(Page and application data records)
/---

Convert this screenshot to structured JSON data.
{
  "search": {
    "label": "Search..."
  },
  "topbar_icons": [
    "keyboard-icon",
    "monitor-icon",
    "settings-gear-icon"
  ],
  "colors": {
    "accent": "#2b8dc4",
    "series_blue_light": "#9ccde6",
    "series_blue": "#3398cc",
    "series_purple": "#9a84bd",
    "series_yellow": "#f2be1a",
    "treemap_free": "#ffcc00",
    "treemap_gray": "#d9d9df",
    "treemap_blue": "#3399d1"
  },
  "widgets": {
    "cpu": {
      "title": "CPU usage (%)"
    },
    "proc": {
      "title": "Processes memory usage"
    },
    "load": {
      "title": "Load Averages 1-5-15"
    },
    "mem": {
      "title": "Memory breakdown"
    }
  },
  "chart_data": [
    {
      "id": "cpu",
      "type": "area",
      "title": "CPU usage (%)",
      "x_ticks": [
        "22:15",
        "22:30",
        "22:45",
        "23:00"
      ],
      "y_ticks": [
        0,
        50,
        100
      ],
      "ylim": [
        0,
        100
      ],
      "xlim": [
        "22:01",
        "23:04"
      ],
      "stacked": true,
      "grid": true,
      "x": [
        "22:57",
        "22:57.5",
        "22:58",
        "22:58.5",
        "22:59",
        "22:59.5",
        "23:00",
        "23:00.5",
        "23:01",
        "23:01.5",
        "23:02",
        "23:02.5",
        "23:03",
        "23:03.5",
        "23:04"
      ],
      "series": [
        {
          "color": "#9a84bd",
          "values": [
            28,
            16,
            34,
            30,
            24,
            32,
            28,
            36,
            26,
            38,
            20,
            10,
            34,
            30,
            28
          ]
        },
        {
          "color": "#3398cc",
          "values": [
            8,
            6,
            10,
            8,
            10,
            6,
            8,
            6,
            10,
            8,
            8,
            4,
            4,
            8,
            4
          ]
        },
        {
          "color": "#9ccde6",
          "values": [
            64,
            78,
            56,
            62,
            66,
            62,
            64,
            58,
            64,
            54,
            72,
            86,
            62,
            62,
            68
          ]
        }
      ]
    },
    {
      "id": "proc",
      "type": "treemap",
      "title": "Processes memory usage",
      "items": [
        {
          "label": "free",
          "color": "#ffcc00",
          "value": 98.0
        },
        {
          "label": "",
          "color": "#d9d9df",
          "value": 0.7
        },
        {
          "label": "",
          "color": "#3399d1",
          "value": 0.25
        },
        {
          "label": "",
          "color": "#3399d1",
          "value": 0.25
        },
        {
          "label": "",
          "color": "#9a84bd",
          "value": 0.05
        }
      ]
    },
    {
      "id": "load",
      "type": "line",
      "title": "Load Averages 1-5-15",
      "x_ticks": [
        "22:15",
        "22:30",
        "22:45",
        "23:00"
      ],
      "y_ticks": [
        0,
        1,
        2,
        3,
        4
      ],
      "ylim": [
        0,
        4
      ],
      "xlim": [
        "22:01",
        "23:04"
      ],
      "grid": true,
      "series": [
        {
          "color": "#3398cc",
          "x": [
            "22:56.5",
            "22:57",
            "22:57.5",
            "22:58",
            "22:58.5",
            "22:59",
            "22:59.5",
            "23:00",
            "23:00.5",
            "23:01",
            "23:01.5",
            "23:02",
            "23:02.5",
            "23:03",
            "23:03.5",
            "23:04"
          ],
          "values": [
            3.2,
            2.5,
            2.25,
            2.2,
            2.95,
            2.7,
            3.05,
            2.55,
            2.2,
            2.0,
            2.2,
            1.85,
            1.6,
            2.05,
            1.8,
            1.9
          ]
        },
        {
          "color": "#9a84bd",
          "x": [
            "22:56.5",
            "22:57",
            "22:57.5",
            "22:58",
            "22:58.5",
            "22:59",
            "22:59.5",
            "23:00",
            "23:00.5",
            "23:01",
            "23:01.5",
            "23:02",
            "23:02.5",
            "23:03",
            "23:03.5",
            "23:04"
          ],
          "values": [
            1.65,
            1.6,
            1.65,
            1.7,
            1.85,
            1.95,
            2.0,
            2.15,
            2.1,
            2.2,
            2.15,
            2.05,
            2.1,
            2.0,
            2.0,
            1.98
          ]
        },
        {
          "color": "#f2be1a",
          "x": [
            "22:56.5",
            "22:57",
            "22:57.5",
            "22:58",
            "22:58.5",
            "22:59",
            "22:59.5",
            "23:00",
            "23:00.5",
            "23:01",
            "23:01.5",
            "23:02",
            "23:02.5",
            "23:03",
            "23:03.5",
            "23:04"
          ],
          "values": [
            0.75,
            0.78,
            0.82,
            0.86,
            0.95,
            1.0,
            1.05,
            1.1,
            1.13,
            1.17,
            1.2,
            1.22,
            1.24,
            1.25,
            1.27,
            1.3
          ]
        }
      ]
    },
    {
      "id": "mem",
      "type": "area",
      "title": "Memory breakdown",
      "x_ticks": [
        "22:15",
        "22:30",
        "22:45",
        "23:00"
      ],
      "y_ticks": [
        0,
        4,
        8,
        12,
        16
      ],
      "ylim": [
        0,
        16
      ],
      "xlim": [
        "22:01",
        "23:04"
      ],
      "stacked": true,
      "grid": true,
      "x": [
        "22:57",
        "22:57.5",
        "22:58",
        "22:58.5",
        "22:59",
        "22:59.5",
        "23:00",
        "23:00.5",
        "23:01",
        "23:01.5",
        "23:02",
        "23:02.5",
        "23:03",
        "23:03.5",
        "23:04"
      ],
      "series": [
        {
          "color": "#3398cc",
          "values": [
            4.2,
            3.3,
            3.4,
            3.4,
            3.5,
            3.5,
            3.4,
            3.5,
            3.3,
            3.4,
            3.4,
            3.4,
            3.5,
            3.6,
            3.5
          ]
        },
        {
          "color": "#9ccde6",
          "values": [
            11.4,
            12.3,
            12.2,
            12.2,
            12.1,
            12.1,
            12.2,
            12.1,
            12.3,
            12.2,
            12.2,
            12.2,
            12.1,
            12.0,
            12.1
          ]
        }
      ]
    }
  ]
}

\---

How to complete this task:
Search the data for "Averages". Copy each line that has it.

Expected answer:
      "title": "Load Averages 1-5-15"
      "title": "Load Averages 1-5-15",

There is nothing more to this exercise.